Exercise materials
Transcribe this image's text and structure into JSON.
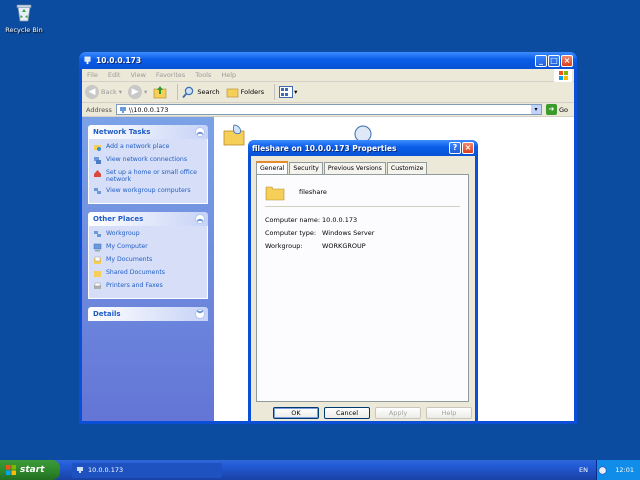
{
  "desktop": {
    "recycle_bin": "Recycle Bin"
  },
  "window": {
    "title": "10.0.0.173",
    "menu": [
      "File",
      "Edit",
      "View",
      "Favorites",
      "Tools",
      "Help"
    ],
    "toolbar": {
      "back": "Back",
      "search": "Search",
      "folders": "Folders"
    },
    "address": {
      "label": "Address",
      "value": "\\\\10.0.0.173",
      "go": "Go"
    },
    "taskpane": {
      "network_tasks": {
        "title": "Network Tasks",
        "items": [
          "Add a network place",
          "View network connections",
          "Set up a home or small office network",
          "View workgroup computers"
        ]
      },
      "other_places": {
        "title": "Other Places",
        "items": [
          "Workgroup",
          "My Computer",
          "My Documents",
          "Shared Documents",
          "Printers and Faxes"
        ]
      },
      "details": {
        "title": "Details"
      }
    }
  },
  "dialog": {
    "title": "fileshare on 10.0.0.173 Properties",
    "tabs": [
      "General",
      "Security",
      "Previous Versions",
      "Customize"
    ],
    "share_name": "fileshare",
    "props": [
      {
        "key": "Computer name:",
        "value": "10.0.0.173"
      },
      {
        "key": "Computer type:",
        "value": "Windows Server"
      },
      {
        "key": "Workgroup:",
        "value": "WORKGROUP"
      }
    ],
    "buttons": {
      "ok": "OK",
      "cancel": "Cancel",
      "apply": "Apply",
      "help": "Help"
    }
  },
  "taskbar": {
    "start": "start",
    "task": "10.0.0.173",
    "lang": "EN",
    "clock": "12:01"
  }
}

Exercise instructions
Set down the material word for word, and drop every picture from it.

Answer below
Transcribe this image's text and structure into JSON.
{
  "desktop": {
    "recycle_bin": "Recycle Bin"
  },
  "window": {
    "title": "10.0.0.173",
    "menu": [
      "File",
      "Edit",
      "View",
      "Favorites",
      "Tools",
      "Help"
    ],
    "toolbar": {
      "back": "Back",
      "search": "Search",
      "folders": "Folders"
    },
    "address": {
      "label": "Address",
      "value": "\\\\10.0.0.173",
      "go": "Go"
    },
    "taskpane": {
      "network_tasks": {
        "title": "Network Tasks",
        "items": [
          "Add a network place",
          "View network connections",
          "Set up a home or small office network",
          "View workgroup computers"
        ]
      },
      "other_places": {
        "title": "Other Places",
        "items": [
          "Workgroup",
          "My Computer",
          "My Documents",
          "Shared Documents",
          "Printers and Faxes"
        ]
      },
      "details": {
        "title": "Details"
      }
    }
  },
  "dialog": {
    "title": "fileshare on 10.0.0.173 Properties",
    "tabs": [
      "General",
      "Security",
      "Previous Versions",
      "Customize"
    ],
    "share_name": "fileshare",
    "props": [
      {
        "key": "Computer name:",
        "value": "10.0.0.173"
      },
      {
        "key": "Computer type:",
        "value": "Windows Server"
      },
      {
        "key": "Workgroup:",
        "value": "WORKGROUP"
      }
    ],
    "buttons": {
      "ok": "OK",
      "cancel": "Cancel",
      "apply": "Apply",
      "help": "Help"
    }
  },
  "taskbar": {
    "start": "start",
    "task": "10.0.0.173",
    "lang": "EN",
    "clock": "12:01"
  }
}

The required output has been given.